COVID testing is crucial in flattening the curve, but health officials are consistently bringing up the need for contact tracing in addition to PCR (polymerase chain reaction) and serology tests. These two hand-in-hand should dramatically slow the spread.
Technology is becoming increasingly prominent in everyday life, and as a result, many countries have turned to smartphone apps as a contact tracing method. These apps use various methods, from bluetooth tracking to personalized QR codes. Aside from tracking, most apps available allow users to track symptoms daily and find testing locations nearest to them. Although these apps may sound simple in theory, there are roadblocks to consider when creating a mass app.
These widespread apps bring up safety concerns, and people are hesitant to download for fear that their personal information will be released. As mentioned in a Wall Street Journal article, Alexander Desuasido, a 44-yr-old coding teacher from California, warns that “undermining public trust by failing to live up to best practices could hamper pandemic response.” Even though safety is the top priority, maintaining mutual trust with the app users is crucial to prevent backtracking.
Norway recently banned the use of their contract tracing app, Smittestopp, which according to the Norway Data Protection Authority, “collects large amounts of personal information about those who use the app, including continuous location data and information about users’ contact with others.”
Where did Norway go wrong? Users had no control over where their personal information was going. Every movement users made was recorded and stored in a central database through bluetooth and GPS tracking. As expected, growing concerns about privacy eventually led to this ban. Norway’s method valued safety to the point of infringing on citizens’ privacy.
South Korea is noted for flattening the curve quickly and efficiently, and a crucial part of the tracing involved a website database and a smartphone app. In February, the virus spread like wildfire, and the cases multiplied daily. By late February, the virus was at its peak, with 909 cases reported daily. However, less than a week later, the cases were halving every few days.
Their method can be boiled down to three steps: test, trace, isolate. International arrivals were required to download a tracing app and self-quarantine for two weeks. Each day, Seoul released a statement that “X many cases were reported today,” accompanied by a map of the infected person’s recent routes. Instead of exposing the names of these individuals, only the age and gender were released to preserve privacy.
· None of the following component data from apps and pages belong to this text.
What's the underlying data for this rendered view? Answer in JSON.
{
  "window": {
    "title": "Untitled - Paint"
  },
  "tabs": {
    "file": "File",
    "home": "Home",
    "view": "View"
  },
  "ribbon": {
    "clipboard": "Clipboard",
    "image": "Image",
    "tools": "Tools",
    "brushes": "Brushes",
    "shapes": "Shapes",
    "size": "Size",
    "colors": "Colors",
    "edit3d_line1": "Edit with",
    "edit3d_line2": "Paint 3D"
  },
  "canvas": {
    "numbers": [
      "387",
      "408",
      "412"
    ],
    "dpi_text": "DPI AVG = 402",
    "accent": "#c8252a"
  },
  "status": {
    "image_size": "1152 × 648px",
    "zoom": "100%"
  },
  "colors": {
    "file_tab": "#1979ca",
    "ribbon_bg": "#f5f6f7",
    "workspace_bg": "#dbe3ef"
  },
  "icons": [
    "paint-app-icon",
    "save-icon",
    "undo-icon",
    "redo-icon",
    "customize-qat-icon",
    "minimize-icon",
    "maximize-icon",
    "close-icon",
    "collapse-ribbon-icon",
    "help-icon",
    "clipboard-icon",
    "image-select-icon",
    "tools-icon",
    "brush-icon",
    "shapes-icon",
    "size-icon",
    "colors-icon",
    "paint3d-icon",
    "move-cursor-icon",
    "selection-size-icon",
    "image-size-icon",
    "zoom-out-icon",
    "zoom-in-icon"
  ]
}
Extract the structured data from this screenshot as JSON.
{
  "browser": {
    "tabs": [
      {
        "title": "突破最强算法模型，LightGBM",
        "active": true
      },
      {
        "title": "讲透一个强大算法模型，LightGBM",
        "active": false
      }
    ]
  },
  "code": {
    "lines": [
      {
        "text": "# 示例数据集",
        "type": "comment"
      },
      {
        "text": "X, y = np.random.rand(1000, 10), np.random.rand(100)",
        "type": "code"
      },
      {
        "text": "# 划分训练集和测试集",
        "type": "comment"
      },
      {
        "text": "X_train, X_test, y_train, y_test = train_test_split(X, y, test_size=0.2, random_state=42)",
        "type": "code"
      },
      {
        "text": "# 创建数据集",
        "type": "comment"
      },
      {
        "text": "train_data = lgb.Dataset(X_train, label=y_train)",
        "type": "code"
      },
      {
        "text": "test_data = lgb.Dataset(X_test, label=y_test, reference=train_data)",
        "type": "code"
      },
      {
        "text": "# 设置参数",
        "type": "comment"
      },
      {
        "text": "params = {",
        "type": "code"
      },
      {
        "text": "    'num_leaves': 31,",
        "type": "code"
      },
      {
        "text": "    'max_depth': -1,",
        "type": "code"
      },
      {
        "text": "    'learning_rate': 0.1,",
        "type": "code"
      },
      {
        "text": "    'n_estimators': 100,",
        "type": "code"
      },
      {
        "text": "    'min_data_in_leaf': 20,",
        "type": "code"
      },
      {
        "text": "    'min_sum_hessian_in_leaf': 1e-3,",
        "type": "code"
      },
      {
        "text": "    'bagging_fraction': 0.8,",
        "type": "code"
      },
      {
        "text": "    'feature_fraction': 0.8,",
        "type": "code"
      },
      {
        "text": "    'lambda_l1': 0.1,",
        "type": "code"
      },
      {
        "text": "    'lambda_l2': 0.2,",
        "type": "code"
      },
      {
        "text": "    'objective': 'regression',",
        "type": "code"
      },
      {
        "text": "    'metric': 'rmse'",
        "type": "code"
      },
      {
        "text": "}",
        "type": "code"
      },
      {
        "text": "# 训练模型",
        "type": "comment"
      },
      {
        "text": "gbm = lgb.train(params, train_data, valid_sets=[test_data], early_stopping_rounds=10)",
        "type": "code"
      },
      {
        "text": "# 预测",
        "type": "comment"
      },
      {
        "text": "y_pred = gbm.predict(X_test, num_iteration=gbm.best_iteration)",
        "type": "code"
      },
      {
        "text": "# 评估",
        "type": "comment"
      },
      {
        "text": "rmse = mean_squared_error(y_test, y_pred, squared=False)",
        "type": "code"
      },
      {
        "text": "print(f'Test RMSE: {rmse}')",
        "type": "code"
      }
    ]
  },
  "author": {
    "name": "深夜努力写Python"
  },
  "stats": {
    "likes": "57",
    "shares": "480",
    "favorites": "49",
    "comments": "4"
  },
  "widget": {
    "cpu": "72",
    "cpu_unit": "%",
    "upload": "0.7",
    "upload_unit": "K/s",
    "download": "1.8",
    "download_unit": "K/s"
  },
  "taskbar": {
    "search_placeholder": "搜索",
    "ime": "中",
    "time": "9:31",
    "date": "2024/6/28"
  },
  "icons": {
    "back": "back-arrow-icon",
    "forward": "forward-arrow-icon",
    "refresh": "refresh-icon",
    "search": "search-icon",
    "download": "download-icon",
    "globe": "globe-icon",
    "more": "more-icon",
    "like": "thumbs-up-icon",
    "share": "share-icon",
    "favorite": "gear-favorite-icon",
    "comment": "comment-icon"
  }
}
South Korea found the happy medium between preserving privacy and prioritizing public health.
So how are other countries responding to safety concerns? The answers vary.
China, for example, integrated voluntary personalized QR codes into the already mega-popular apps WeChat and Aliplay. Each person receives their own QR code scanned when entering buildings or public transportation, and although the QR code is not required, it is difficult to move around without one. This gives individuals the choice to download. Most countries, including Singapore and India, have made their apps voluntary.
Apple and Google have created their own joint tracing method, hoping that their combined global influence will lead many countries to adopt it. The idea of these major companies creating a tracing system makes many people shake in their boots. It sounds like a privacy nightmare. However, they make it clear that there is no central surveillance. Although their app is based on bluetooth tracking, Apple and Google will not access personal information stored on individual smartphones. So far, several US states and 23 other countries have adopted this method.
Although many of these apps require personal information, they are not released unless the individual tests positive. Even then, countries like Italy do not require individuals to send in their personal information. The bottom line is people want transparency and safety, so these needs must be met when designing a widespread app. Once the apps strike the balance between public health and privacy, they can be an essential tool in curbing the virus.
Aside from safety concerns, people often question the effectiveness of these apps, especially with the many different designs and requirements created by individual countries. France is pushing for centrally controlled contact tracing, while the United States is following an “every man for himself” model. The looming question of “who is right?” stays on the forefront of everyone’s mind.
Although smartphone apps alone will likely be insufficient in curbing the virus, it is crucial to use the widespread influence and efficiency of technology to catalyze the process. According to the Wall Street Journal, Dr. Karl Lauterbach predicts “The app could be effective even if only 20% of the population used it provided the majority wore masks and adhered to social distancing and hygiene rules.” Therefore, when coupled with other preventative measures, technology and smartphone apps will be a huge asset in fighting the virus.
For now there is no one answer, but by observing countries that have been efficient in flattening the curve and implementing widespread apps, the world can take notes, pulling strategies from the successes and learning from the failures. Through this trial-and-error learning process, perhaps these apps will become increasingly effective and essential in conquering this global pandemic.